A couple of your new songs, like “Can’t Stop Falling Apart,” have a bluesy feel. What’s the key to doing bluesy rock in 2022 and having it still feeling fresh and urgent?

Monroe: By doing it without thinking about it. It just comes naturally.

And there’s a tinge of new wave on the new song “Derelict Palace.” To me, that’s always been part of your music’s unique color spectrum. What appeals to you about dabbling with that sound? Because a lot of hard rock artists don’t.

Monroe: Oh, thank you. That’s a nice way of putting it. I'm not conscious of any styles or directions we've gone for, just whatever sounds good. And that one has a lot of air and nice ear candy. It ended up reminding me of Lords of the New Church, Stiv Bators. [Monroe and the late Bators, who also fronted the Dead Boys, were friends at one point.] Little things, intertwining. It's actually one of my favorite tracks on the album. It's very different for us, too. So I'm glad to hear you think it’s very Hanoi. Bob Ezrin said the same thing. I sent him the album and he said, “That’s very Hanoi.”

Well, Bob Ezrin would know – he produced the classic Hanoi Rocks album Two Steps From the Move. As someone who has worked with Ezrin, what’s his magic as a producer?

Monroe: He had a great vision about Hanoi. He thought of us in the same way he thought of the Alice Cooper band. He showed us the difference between an amateur and a professional. Every night you don’t necessarily feel like, “All right, everything’s great. Let’s go rock ‘n’ roll.” You’ve got to psych yourself up to that. He came to see the band live at first, and then he came to meet us. He wanted to meet me first, just to talk about the live performance. Like, how many times did I climb up on the P.A.? I was like, I don’t know. Maybe two or three. He said, “I counted seven.” So what? “Well, it kind of loses its effect.” And stuff like that from live performance, like what you do with your hands. “People follow your hands.”

And then we went into the studio and did a lot of preproduction and it was very thorough. He really got into the process, like really hands-on, and he loved the band and loved our sense of humor. He was like one of us. So it was a great recording experience and a big learning process for me. Stuff that I still use today, in many ways.
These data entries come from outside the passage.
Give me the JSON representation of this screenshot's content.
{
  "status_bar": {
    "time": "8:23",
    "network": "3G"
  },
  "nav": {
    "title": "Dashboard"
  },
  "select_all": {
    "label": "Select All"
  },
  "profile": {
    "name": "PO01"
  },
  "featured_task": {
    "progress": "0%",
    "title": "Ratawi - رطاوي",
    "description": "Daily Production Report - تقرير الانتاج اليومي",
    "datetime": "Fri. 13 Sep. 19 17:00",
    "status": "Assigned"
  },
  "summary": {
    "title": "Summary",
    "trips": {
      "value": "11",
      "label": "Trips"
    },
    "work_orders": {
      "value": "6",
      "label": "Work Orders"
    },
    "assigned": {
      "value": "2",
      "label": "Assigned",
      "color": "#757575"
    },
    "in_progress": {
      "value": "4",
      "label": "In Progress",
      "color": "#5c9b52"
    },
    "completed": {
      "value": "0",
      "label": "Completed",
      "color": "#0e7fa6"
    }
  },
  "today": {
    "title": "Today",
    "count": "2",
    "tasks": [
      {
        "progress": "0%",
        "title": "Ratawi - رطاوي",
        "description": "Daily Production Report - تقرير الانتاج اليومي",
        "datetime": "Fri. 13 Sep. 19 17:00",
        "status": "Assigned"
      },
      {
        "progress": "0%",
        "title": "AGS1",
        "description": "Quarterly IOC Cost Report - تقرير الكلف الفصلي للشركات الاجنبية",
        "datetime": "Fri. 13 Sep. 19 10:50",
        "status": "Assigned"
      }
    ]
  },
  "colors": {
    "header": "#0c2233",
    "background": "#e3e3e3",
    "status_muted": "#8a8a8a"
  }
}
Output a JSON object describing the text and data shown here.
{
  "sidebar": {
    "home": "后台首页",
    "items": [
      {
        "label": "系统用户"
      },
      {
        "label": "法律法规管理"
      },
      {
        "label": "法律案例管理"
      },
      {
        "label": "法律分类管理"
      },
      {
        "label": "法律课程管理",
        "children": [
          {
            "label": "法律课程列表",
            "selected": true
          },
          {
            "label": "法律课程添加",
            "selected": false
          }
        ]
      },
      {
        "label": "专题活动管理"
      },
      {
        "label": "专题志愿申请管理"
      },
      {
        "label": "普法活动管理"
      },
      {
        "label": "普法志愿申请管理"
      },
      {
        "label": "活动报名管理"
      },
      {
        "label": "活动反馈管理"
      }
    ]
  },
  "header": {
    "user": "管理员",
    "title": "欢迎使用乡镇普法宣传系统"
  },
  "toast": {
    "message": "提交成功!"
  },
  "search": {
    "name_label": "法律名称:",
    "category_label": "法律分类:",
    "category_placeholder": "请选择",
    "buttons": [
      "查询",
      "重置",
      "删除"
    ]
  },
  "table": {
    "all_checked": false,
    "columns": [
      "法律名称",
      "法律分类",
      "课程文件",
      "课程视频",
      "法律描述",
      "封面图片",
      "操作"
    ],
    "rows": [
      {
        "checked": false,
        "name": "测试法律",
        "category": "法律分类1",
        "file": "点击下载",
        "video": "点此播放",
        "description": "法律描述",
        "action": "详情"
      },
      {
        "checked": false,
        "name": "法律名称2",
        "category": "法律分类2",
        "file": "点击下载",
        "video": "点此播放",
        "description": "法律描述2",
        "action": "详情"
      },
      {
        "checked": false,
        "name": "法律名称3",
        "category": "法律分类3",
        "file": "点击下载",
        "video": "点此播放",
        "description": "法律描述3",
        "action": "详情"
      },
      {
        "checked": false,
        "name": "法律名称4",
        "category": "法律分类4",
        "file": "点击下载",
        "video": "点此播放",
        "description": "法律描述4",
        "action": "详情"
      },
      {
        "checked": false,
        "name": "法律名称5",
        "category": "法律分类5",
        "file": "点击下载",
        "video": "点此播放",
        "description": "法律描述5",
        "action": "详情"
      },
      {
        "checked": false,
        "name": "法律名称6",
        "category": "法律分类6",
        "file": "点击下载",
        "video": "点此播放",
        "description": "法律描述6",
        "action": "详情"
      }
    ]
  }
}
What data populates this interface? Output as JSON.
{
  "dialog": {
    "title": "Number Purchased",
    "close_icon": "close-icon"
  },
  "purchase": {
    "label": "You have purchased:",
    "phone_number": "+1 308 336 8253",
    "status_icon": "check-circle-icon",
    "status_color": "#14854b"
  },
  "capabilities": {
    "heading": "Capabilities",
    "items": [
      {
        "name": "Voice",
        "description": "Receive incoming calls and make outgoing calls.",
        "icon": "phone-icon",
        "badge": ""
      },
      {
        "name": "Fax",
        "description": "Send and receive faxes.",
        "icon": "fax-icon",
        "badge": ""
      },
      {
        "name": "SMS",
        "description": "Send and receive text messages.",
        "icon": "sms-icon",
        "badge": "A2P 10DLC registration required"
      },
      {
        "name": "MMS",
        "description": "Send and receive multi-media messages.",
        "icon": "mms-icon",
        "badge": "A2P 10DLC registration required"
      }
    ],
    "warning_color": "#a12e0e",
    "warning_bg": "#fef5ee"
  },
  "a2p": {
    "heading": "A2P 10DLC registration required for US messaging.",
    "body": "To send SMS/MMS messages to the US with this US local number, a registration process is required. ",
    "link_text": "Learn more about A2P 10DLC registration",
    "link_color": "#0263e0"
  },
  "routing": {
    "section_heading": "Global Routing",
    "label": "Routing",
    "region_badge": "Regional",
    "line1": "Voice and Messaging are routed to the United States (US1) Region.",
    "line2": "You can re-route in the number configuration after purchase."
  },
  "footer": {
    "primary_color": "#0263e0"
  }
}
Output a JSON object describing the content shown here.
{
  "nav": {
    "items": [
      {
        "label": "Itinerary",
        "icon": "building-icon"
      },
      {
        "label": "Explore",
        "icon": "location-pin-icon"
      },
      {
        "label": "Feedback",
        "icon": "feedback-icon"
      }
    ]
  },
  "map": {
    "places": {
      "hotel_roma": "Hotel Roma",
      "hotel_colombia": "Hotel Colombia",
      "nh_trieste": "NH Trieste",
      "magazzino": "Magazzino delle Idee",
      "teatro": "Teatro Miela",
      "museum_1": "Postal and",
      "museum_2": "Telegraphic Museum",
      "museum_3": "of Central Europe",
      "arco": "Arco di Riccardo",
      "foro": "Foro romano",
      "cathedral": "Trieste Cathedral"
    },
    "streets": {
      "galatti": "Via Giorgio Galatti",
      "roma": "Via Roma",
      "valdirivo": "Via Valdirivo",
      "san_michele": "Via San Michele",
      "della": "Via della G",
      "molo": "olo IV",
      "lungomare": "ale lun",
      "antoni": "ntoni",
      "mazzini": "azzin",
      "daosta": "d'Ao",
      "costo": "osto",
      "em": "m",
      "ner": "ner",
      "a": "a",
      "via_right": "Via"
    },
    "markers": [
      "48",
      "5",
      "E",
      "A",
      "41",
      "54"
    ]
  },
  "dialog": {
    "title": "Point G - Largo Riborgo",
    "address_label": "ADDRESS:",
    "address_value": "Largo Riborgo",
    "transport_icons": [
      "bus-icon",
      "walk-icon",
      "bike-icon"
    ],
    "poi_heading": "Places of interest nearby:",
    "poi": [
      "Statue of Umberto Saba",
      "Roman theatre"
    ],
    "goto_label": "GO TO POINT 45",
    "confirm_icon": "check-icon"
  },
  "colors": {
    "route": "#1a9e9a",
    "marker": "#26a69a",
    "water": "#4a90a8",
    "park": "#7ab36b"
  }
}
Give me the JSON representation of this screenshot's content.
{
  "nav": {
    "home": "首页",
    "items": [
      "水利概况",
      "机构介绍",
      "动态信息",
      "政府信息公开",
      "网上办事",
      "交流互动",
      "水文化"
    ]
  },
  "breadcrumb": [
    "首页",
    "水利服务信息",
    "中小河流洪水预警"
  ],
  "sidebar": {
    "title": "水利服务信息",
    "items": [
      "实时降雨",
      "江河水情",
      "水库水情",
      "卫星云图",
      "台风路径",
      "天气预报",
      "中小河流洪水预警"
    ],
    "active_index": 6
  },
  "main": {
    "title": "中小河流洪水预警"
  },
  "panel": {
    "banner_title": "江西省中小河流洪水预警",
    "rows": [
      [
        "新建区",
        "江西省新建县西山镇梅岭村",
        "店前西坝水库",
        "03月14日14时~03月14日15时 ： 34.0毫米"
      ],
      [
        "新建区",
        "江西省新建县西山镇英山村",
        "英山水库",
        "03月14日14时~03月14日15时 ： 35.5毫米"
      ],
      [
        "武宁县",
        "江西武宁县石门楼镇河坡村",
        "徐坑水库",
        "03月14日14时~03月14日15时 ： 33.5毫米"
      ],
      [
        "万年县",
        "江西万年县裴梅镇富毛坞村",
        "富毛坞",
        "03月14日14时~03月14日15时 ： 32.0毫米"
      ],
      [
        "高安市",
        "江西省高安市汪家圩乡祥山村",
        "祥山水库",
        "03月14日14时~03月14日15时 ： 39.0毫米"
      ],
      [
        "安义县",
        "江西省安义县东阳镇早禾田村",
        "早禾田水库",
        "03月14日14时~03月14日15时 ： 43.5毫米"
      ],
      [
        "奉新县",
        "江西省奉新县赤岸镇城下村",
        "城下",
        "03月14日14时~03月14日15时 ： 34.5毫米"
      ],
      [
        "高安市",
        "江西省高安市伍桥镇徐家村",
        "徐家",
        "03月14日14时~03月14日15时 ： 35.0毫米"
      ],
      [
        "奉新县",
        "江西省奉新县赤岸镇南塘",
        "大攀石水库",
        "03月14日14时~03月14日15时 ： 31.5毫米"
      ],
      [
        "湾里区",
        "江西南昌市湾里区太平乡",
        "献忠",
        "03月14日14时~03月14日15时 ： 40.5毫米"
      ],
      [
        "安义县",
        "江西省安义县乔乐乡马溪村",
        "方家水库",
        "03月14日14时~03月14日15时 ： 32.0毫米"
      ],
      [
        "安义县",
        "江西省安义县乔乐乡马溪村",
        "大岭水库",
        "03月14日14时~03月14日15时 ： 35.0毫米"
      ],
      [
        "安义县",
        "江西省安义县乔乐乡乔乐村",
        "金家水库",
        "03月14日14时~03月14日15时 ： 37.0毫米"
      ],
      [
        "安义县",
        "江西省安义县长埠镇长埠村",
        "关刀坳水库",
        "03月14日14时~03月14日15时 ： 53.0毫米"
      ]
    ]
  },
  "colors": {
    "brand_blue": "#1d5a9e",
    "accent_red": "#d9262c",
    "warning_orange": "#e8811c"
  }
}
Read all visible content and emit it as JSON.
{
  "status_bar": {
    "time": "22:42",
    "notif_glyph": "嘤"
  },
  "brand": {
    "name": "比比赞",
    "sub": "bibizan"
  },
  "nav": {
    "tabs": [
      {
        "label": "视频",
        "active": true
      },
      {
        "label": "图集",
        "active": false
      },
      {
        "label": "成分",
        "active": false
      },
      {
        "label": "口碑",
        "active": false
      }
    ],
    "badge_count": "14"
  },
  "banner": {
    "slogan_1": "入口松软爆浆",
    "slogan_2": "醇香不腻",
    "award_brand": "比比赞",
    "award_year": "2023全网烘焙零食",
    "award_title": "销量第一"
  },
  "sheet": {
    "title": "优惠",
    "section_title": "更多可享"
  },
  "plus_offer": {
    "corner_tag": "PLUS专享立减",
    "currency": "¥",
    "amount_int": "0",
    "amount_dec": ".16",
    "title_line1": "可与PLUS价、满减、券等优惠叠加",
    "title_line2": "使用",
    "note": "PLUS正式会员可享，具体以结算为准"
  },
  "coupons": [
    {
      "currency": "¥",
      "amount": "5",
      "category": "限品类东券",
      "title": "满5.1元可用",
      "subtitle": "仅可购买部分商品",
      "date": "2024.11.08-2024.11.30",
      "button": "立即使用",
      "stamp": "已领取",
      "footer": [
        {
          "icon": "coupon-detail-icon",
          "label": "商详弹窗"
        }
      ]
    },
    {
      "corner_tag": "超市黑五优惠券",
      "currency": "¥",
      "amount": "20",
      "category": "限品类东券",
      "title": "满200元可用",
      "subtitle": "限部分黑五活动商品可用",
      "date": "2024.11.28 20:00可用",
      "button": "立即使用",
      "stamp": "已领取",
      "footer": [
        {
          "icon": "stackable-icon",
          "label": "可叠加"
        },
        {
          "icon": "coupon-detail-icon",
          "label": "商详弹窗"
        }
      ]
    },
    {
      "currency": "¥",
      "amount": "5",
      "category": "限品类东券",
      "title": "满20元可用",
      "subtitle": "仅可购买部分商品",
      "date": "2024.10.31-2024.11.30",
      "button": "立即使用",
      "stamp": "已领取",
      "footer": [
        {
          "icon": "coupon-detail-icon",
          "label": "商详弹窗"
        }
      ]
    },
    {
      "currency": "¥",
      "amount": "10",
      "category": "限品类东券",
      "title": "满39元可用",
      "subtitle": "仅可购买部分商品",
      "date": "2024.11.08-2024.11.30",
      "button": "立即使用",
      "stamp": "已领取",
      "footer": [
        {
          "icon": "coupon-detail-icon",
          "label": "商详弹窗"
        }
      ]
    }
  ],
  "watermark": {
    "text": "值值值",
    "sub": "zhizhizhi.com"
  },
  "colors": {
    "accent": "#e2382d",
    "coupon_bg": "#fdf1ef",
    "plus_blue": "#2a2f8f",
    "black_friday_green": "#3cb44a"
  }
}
When the accident happened [Hanoi Rocks drummer Razzle was killed in a 1984 drunk driving accident with Mötley Crüe singer Vince Neil at the wheel], and Hanoi broke up, he was totally devastated and really mad at the whole thing. Because he really wanted to work with us and really felt that we were like the Alice Cooper band, and we were gonna do many albums together in the future. But fate had other plans.

Obviously, losing Razzle that was incredibly tough. A lot of people know his name because of the tragic way he passed. But what did you love about making music with Razzle? What was cool about being in a band with him?

Monroe: He was a great guy, in the first place. And the way he played, he reminded me of Keith Moon and Neal Smith from the Alice Cooper band. He came to the first audition where we checked him out in platform boots. That’s going to be hard to play drums with platform boots on! Technically, he wasn't the greatest drummer, but he had great attitude and we knew he’d evolve. And he had a cool style.

Him and Sami, back in the day, like on the Back to Mystery City album, there were no click tracks, they would just play it live. It was living and breathing. You listen to the tempos, some of the songs, like “Until I Get You,” that song slowly speeds up towards the end. You don't notice it, but you can feel it. That was the chemistry and the magic in the band. It was a perfectly flawed kind of chemistry, and it was great. And he was a dear friend. If I was going through a rough patch, he'd come up to me and say, “I can tell you're in a bad place, but it’ll be all right, you'll be okay.”

He’d been in a speed-metal kind of band before and he had like two bass drums, and we were like, “Double kick drums, no way.” He brought a second bass drum to a show, and at the venue we took the other pedal off before the show, and he was pissed off. But after that he realized it wasn’t our kind of thing. But he was a fantastic drummer and really had his own style and human touch. He and Sami together were a perfect rhythm section.